> [EXERCISE DETAILS]
Return every line of the entries that includes the word "caption".

> [DATA PROVIDED]
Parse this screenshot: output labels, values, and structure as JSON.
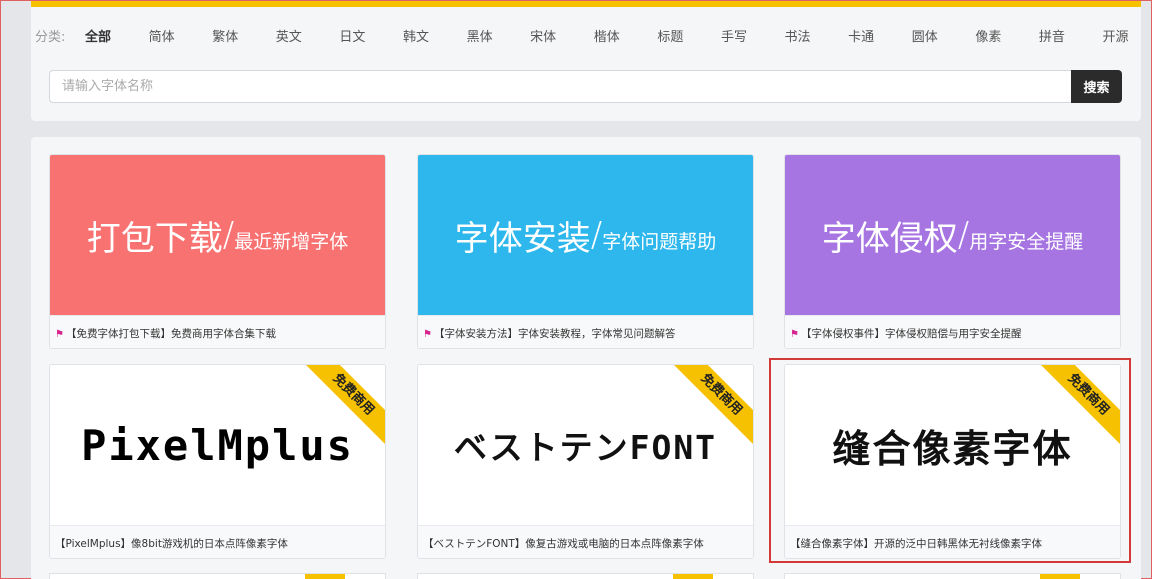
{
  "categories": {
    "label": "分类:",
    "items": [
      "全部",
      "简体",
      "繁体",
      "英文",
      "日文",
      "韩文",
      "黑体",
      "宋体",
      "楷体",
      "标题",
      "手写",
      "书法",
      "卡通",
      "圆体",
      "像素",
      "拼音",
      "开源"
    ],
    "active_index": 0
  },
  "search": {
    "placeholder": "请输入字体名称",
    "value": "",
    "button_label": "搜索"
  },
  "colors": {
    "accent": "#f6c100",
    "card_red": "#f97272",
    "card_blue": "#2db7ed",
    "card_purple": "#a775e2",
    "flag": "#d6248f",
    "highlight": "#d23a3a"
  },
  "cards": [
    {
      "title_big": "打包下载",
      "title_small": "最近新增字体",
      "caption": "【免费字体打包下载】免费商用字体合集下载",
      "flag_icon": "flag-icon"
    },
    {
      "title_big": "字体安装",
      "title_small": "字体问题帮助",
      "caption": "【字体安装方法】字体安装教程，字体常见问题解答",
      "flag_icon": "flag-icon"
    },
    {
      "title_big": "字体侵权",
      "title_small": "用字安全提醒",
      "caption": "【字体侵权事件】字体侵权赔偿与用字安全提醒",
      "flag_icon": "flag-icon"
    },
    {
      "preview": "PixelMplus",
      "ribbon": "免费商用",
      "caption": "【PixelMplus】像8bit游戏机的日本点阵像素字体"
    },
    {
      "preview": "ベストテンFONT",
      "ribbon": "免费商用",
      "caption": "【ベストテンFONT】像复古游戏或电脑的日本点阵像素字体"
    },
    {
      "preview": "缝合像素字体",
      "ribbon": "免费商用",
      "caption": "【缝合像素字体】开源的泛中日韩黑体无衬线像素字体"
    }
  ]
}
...
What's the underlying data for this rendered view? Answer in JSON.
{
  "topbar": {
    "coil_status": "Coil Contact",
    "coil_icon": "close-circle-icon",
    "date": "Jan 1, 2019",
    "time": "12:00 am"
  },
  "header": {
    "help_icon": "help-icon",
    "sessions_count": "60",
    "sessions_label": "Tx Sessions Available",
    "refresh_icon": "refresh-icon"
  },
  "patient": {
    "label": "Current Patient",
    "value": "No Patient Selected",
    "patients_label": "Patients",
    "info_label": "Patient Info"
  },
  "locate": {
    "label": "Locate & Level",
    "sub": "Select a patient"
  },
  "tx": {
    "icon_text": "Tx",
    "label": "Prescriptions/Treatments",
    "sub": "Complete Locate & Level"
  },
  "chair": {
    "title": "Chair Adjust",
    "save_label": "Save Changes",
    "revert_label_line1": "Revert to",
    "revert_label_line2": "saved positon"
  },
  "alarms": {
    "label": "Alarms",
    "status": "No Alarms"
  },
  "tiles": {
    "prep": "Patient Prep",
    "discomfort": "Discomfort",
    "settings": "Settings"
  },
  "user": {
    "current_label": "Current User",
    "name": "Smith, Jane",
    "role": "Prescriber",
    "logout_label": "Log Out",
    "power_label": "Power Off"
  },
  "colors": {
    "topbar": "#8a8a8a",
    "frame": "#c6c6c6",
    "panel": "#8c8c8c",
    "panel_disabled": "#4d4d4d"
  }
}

> [ANSWER TO THIS PROBLEM]
      "caption": "【免费字体打包下载】免费商用字体合集下载",
      "caption": "【字体安装方法】字体安装教程，字体常见问题解答",
      "caption": "【字体侵权事件】字体侵权赔偿与用字安全提醒",
      "caption": "【PixelMplus】像8bit游戏机的日本点阵像素字体"
      "caption": "【ベストテンFONT】像复古游戏或电脑的日本点阵像素字体"
      "caption": "【缝合像素字体】开源的泛中日韩黑体无衬线像素字体"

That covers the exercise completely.